What is the biggest obstacle in living a military lifestyle?

The biggest obstacle in living a military lifestyle is dealing with the loss of a soldier. As a solider, the military tries to train you for anything and everything. But preparing yourself for death is just impossible. It's not easy in civilian or military to see people die, but we have to deal with it as the mission must go on.

While on tour in Afghanistan, how did your training change?

While on tour in Afghanistan my physical training increased. I went from one-a-day workout sessions to three-a-days. I would go to the gym before work, during lunch, and after. I love deploying and being a gym rat. There is nothing over there: no mall, no Wal-Mart, no clubs, so everyone tries to focus on some kind of fitness or education goal. Military training also increases; we stay up longer and get use to four hours or less of sleep. I don't mind the extra workload. It makes the time in a day go faster, which makes the deployment go faster.

Do you think it's more/less difficult for military women to stay in shape, as opposed to civilian women?

I think it is easier for military women to stay in shape verses civilian women. The military is not a job; it is a lifestyle. Being active duty, we are obligated to the ones we protect and serve to stay in top shape. We do not get a choice if we want to work out, it is mandatory. If a civilian woman gains five or 10 pounds, or if she can't run two miles, she doesn't get fired. We do! So yes, it is easier for military women to stay in shape.

What are your future bodybuilding plans?

My future long-term bodybuilding plans are to one day stand on stage at the Arnold Classic and also to gain an IFBB pro card. My plan is to share my story with as many people as I can. I want to motivate and inspire people to get off their butts and make a change in their life. My short-term goals are to enter my first figure competition in late 2013 upon my return from Afghanistan. I want to participate in the Mr. and Mrs. Fort Campbell bodybuilding and figure competition. Another goal/dream of mine is to join the team. I will be participating in the 2012 Military $100K Transformation Challenge with a chance to hold the title of Military Spokes Representative.

Who are your favorite bodybuilders?

Female: Oksana Grishina and Tanji Johnson
Male: Ronnie Coleman and Arnold Schwarzenegger

What one tip would you give other bodybuilders in the military?

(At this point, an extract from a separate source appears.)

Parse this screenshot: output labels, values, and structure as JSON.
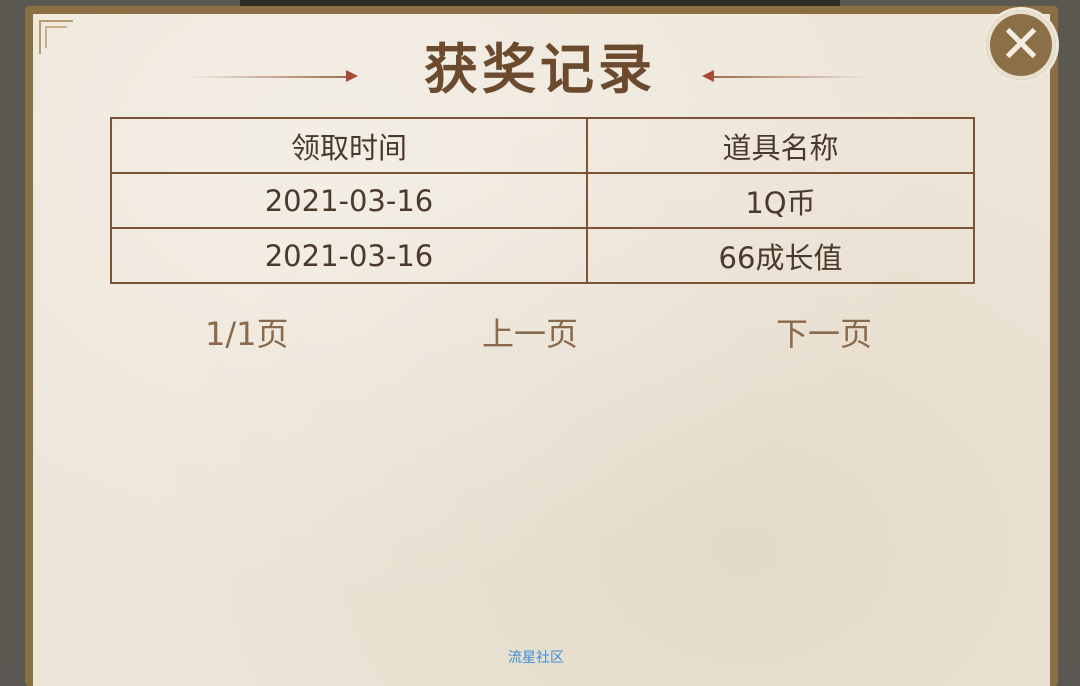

Balance is key. As a solider you live a strict lifestyle, but as a bodybuilder you live an even more demanding lifestyle. You can have both. Just stay focused and commit yourself. Be willing to make sacrifices. You can have anything in this world if you just dedicate yourself. Also, remember that you represent the best of the United States of America in and out of uniform, on and off the stage.